By Josh Perry, Editor
Researchers from the Pacific Northwest National Laboratory (PNNL) and Brookhaven National Laboratory developed a self-healing cement material using a flexible polymer that could be an environmentally-friendly enhancement from the geothermal industry, according to a report from the PNNL.
Researchers created an alternative to cement using a flexible polymer. (PNNL)
“Cement used in geothermal wells is known to crack under pressure and in high-temperature environments associated with drilling for geothermal energy,” the report noted. “The objective of the team’s study was to see how its self-healing cement would hold up when tested against conventional cement in these extreme heat conditions.”
Experiments at PNNL and Brookhaven demonstrated that the self-healing cement’s flexibility and ability to autonomously fill cracks outperformed standard cement in mechanical stress tests.
“The flexibility is attributed to chemically ‘soft’ or flexible bonding between the atoms in the polymer and cement,” the article explained. “This soft bonding allows large deformations that can be contained within the cement without breaking the bonds.”
Reports indicate that the polymer provides 60-70 percent more elasticity. It detaches from the cement and reattaches at areas where cracks form, producing an 87 percent reduction in crack size. With repairs to cracking cement requiring an average of $12 billion per year, researchers estimate that this material could save the cement industry $3.4 billion for infrastructure projects.
“Self-healing cement could resolve major concerns about the sealing of wellbores for oil, gas, and geothermal heat production,” the article added. “Leaks in wellbores cause contamination and limit the ability to provide clean energy alternatives. These leaks contaminate aquifers and surface waters.”
The research was recently published in Cement and Concrete Composites. The abstract stated:

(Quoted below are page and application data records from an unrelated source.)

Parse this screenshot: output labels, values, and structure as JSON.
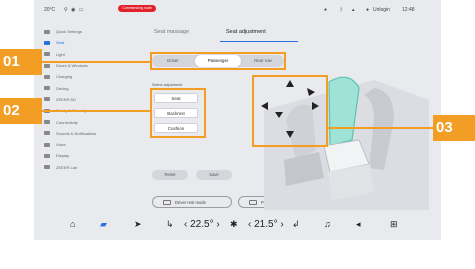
{
  "status": {
    "temp_outside": "20°C",
    "recording": "Commencing route",
    "user": "Unlogin",
    "time": "12:48"
  },
  "sidebar": {
    "items": [
      {
        "label": "Quick Settings",
        "icon": "quick-settings-icon",
        "active": false
      },
      {
        "label": "Seat",
        "icon": "seat-icon",
        "active": true
      },
      {
        "label": "Light",
        "icon": "light-icon",
        "active": false
      },
      {
        "label": "Doors & Windows",
        "icon": "door-icon",
        "active": false
      },
      {
        "label": "Charging",
        "icon": "charging-icon",
        "active": false
      },
      {
        "label": "Driving",
        "icon": "car-icon",
        "active": false
      },
      {
        "label": "ZEEKR AD",
        "icon": "ad-icon",
        "active": false
      },
      {
        "label": "Safety & Security",
        "icon": "shield-icon",
        "active": false
      },
      {
        "label": "Connectivity",
        "icon": "wifi-icon",
        "active": false
      },
      {
        "label": "Sounds & Notifications",
        "icon": "sound-icon",
        "active": false
      },
      {
        "label": "Voice",
        "icon": "voice-icon",
        "active": false
      },
      {
        "label": "Display",
        "icon": "display-icon",
        "active": false
      },
      {
        "label": "ZEEKR Lab",
        "icon": "lab-icon",
        "active": false
      }
    ]
  },
  "tabs": [
    {
      "label": "Seat massage",
      "active": false
    },
    {
      "label": "Seat adjustment",
      "active": true
    }
  ],
  "seat_selector": {
    "options": [
      "Driver",
      "Passenger",
      "Rear row"
    ],
    "selected": "Passenger"
  },
  "adjustment": {
    "label": "Select adjustment",
    "options": [
      "Seat",
      "Backrest",
      "Cushion"
    ],
    "selected": "Seat"
  },
  "actions": {
    "reset": "Reset",
    "save": "Save"
  },
  "modes": {
    "driver": "Driver rest mode",
    "passenger": "Passenger rest mode"
  },
  "bottom": {
    "temp_left": "22.5",
    "temp_right": "21.5"
  },
  "callouts": [
    "01",
    "02",
    "03"
  ],
  "colors": {
    "accent": "#2a6fe0",
    "callout": "#f29d23",
    "seat_highlight": "#9fe3d6"
  }
}
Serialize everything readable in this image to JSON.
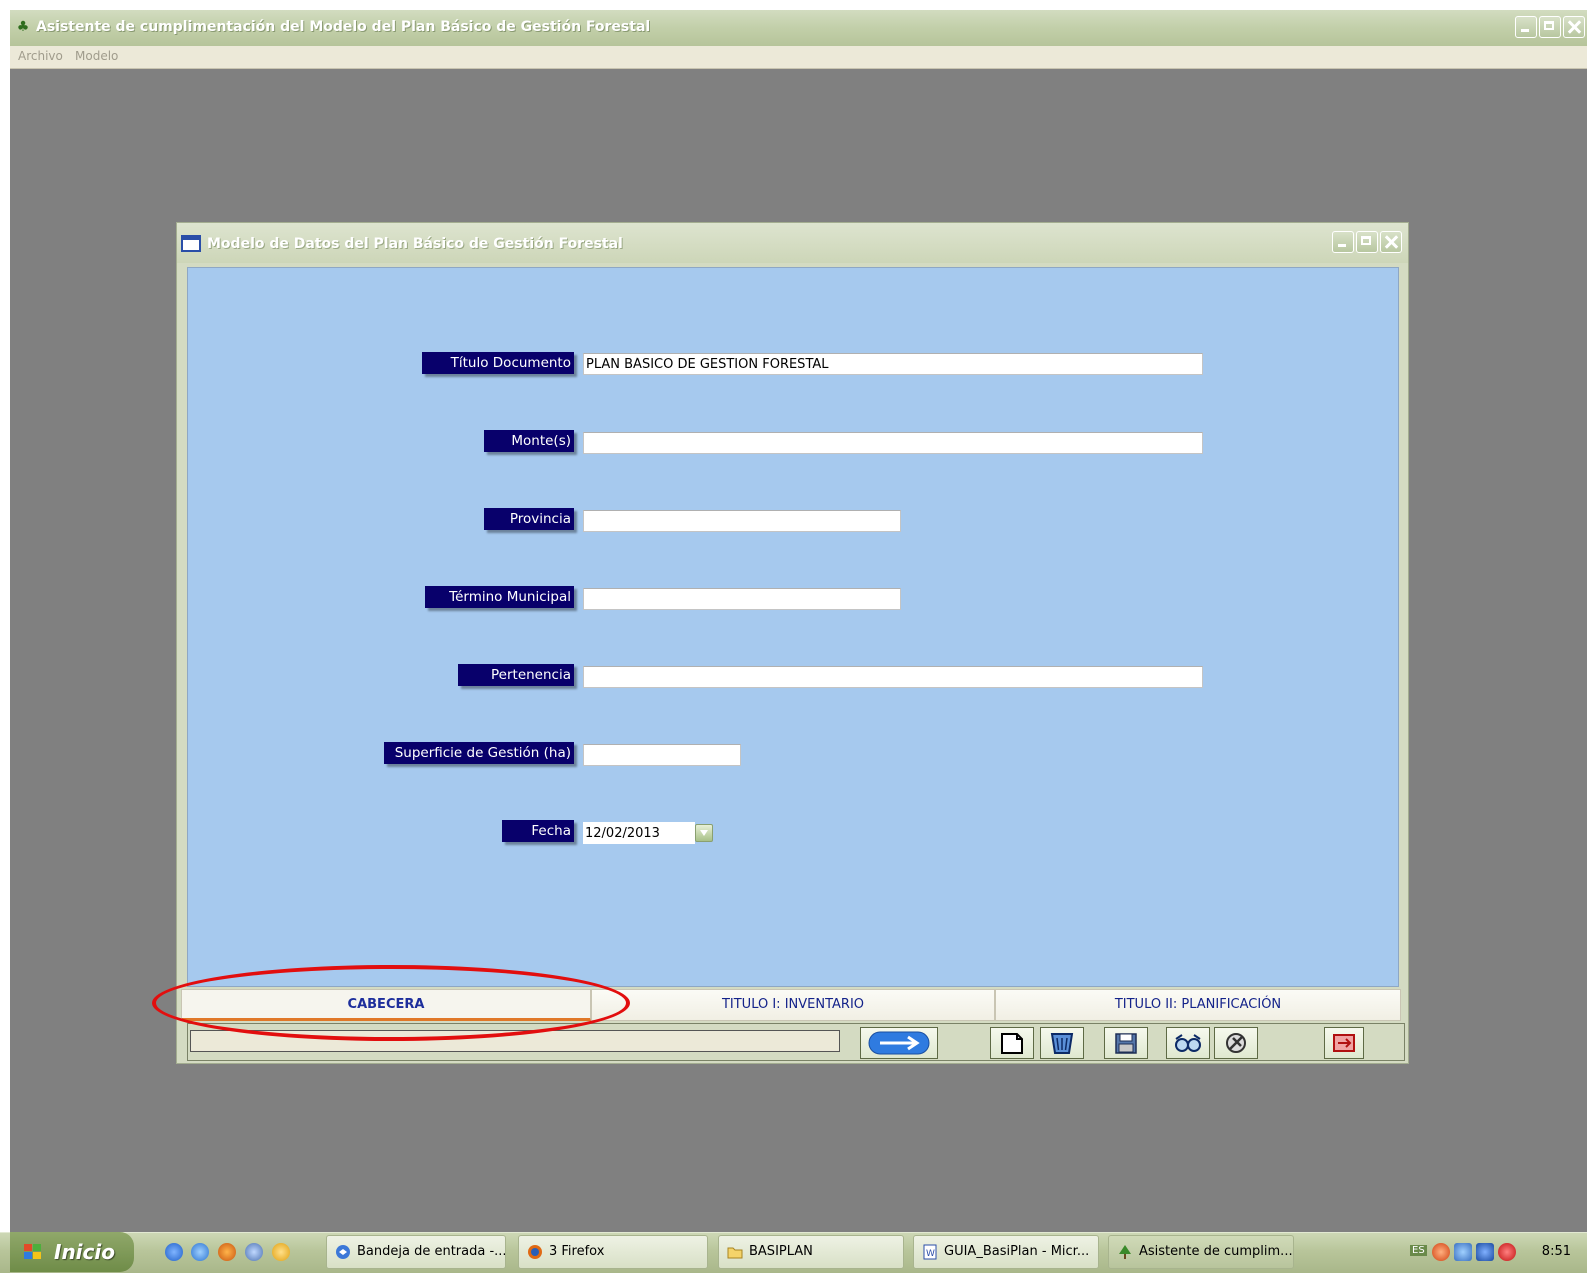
{
  "app": {
    "title": "Asistente de cumplimentación del Modelo del Plan Básico de Gestión Forestal",
    "menu": [
      "Archivo",
      "Modelo"
    ]
  },
  "child": {
    "title": "Modelo de Datos del Plan Básico de Gestión Forestal"
  },
  "form": {
    "titulo_label": "Título Documento",
    "titulo_value": "PLAN BÁSICO DE GESTIÓN FORESTAL",
    "montes_label": "Monte(s)",
    "montes_value": "",
    "provincia_label": "Provincia",
    "provincia_value": "",
    "termino_label": "Término Municipal",
    "termino_value": "",
    "pertenencia_label": "Pertenencia",
    "pertenencia_value": "",
    "superficie_label": "Superficie de Gestión (ha)",
    "superficie_value": "",
    "fecha_label": "Fecha",
    "fecha_value": "12/02/2013"
  },
  "tabs": [
    "CABECERA",
    "TITULO I: INVENTARIO",
    "TITULO II: PLANIFICACIÓN"
  ],
  "active_tab": "CABECERA",
  "toolbar": {
    "icons": [
      "next-arrow-icon",
      "new-document-icon",
      "delete-bin-icon",
      "save-disk-icon",
      "view-glasses-icon",
      "tools-icon",
      "exit-icon"
    ]
  },
  "taskbar": {
    "start_label": "Inicio",
    "items": [
      "Bandeja de entrada -...",
      "3 Firefox",
      "BASIPLAN",
      "GUIA_BasiPlan - Micr...",
      "Asistente de cumplim..."
    ],
    "lang": "ES",
    "clock": "8:51"
  },
  "colors": {
    "label_bg": "#08006b",
    "form_bg": "#a6c9ee",
    "window_frame": "#d4dbc2",
    "active_tab_accent": "#e07828",
    "annotation": "#e20e0e"
  }
}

“To isolate injection and production zones from overlying formations and aquifers during geothermal operations, cement is placed in the annulus between well casing and the formation. However, wellbore cement eventually undergoes fractures due to chemical and physical stress with the resulting time and cost intensive production shutdowns and repairs.
“To address this difficult problem, a polymer-cement (composite) with self-healing properties was recently developed by our group. Short-term thermal stability tests demonstrated the potential of this material for its application in geothermal environments. In this work, the authors unveil some of the physical and chemical properties of the cement composite in an attempt to better understand its performance as compared to standard cement in the absence of the polymer.
“Among the properties studied include material's elemental distribution, mineral composition, internal microstructure, and tensile elasticity. Polymer-cement composites have relatively larger, though not interconnected, levels of void spaces compared to conventional cement. Most of these void spaces are filled with polymer. The composites also seem to have higher levels of uncured cement grains as the polymer seems to act as a retarder in the curing process.
“The presence of homogeneously-distributed more flexible polymer in the cement brings about 60–70% higher tensile elasticity to the composite material, as confirmed experimentally and by density-functional calculations. The improved tensile elasticity suggests that the composite materials can outperform conventional cement under mechanical stress.
“In addition, calculations indicate that the bonding interactions between the cement and polymer remain stable over the range of strain studied. The results suggest that this novel polymer-cement formulation could represent an important alternative to conventional cement for application in high-temperature subsurface settings.”